Data items
____________

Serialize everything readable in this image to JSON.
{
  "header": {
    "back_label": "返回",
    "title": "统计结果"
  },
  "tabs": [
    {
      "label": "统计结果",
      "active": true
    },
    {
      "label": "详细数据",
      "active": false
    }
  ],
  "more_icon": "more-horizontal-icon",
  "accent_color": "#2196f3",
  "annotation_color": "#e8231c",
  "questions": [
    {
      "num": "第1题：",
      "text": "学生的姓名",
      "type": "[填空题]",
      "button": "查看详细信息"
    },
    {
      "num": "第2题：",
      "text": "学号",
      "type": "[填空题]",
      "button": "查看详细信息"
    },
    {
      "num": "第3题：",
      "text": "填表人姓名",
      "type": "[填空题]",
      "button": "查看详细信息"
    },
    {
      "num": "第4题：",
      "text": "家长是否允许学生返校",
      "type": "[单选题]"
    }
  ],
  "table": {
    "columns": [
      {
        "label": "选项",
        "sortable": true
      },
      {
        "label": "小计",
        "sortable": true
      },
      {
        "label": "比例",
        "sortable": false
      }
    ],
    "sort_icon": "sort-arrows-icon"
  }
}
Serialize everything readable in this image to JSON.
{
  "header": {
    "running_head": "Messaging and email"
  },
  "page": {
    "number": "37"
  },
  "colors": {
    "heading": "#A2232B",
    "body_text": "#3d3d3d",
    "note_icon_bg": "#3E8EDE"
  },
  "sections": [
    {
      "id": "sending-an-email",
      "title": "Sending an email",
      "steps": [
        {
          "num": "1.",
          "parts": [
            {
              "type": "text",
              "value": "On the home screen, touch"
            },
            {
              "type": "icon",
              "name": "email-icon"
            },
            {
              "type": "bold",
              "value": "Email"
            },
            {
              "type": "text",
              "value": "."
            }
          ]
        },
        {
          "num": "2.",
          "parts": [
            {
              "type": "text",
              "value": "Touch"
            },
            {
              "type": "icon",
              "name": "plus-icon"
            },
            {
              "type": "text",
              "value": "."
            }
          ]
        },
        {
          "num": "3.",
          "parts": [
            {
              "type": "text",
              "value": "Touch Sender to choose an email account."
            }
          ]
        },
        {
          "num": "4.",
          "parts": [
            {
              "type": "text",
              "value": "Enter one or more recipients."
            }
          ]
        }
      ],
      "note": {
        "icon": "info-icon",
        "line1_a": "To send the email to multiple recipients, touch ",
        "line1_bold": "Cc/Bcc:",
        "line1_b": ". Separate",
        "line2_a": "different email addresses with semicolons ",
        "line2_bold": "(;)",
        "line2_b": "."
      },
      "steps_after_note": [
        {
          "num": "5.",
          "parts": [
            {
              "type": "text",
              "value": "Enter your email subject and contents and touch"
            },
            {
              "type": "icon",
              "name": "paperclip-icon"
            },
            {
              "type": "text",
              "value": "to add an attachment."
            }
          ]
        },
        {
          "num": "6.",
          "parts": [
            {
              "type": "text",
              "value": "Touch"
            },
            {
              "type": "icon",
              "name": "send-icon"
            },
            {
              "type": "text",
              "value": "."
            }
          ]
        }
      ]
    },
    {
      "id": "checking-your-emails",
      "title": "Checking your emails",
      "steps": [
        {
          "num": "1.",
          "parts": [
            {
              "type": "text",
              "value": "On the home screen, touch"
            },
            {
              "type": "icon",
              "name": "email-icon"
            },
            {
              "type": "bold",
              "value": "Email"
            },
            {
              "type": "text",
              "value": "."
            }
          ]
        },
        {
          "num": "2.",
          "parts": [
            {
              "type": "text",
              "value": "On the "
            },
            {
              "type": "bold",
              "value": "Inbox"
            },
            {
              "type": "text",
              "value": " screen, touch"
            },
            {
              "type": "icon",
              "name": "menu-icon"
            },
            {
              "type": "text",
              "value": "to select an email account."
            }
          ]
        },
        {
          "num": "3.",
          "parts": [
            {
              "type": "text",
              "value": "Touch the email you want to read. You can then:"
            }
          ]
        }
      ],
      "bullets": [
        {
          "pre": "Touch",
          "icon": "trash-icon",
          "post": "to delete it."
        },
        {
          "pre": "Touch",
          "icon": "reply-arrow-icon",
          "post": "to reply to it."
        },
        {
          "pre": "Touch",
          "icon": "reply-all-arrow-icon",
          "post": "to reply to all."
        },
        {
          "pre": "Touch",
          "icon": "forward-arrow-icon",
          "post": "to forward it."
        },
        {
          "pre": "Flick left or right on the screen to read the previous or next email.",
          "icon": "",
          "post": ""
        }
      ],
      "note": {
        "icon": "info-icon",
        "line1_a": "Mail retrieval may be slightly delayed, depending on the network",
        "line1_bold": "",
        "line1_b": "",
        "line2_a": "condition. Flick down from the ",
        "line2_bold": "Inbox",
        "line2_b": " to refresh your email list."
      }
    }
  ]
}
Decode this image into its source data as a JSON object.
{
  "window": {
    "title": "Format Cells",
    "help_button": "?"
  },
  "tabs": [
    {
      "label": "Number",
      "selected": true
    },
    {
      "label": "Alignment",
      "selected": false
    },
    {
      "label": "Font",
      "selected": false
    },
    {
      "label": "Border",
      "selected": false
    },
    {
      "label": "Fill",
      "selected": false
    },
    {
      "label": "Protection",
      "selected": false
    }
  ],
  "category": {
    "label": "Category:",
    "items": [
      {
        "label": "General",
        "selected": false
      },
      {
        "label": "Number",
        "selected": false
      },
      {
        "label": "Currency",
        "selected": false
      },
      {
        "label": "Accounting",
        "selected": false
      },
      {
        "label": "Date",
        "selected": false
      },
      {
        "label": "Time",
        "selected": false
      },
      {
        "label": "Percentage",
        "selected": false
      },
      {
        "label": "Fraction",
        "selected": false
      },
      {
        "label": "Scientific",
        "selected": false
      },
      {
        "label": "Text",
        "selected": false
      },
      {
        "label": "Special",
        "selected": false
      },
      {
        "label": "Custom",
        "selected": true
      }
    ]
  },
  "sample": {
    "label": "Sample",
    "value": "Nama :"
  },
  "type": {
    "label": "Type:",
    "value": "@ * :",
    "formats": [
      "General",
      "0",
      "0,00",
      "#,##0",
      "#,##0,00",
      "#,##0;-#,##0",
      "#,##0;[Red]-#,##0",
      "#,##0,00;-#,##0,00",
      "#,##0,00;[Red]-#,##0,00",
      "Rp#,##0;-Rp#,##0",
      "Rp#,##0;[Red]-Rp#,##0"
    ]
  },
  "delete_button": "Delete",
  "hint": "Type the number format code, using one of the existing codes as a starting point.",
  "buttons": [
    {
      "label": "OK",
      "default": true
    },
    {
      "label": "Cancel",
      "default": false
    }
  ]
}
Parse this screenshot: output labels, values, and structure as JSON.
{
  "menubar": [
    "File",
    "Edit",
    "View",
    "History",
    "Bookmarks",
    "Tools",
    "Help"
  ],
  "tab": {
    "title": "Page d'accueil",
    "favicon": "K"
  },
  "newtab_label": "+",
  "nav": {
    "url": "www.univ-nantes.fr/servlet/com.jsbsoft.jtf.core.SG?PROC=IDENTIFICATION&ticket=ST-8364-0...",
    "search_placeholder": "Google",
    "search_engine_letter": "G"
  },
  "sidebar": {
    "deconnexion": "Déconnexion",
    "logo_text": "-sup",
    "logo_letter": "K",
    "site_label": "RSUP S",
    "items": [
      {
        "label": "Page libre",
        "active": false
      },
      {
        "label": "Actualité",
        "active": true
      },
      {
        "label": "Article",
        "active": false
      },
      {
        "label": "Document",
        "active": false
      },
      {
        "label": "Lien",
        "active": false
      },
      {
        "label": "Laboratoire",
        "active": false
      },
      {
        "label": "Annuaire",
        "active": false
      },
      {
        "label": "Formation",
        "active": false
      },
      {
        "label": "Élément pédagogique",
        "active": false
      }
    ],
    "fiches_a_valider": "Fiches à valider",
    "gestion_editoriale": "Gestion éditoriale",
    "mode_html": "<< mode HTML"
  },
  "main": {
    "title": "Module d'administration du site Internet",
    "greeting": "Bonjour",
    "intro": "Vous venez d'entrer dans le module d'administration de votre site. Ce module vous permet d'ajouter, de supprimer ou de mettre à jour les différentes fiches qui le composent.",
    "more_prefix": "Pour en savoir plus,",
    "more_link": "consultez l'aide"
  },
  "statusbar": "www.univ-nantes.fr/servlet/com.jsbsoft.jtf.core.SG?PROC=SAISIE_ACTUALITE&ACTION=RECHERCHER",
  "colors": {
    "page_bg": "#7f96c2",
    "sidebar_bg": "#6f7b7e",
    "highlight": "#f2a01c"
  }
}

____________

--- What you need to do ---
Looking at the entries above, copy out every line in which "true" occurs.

--- Answer section ---
      "active": true
        "sortable": true
        "sortable": true
      "selected": true
        "selected": true
      "default": true
        "active": true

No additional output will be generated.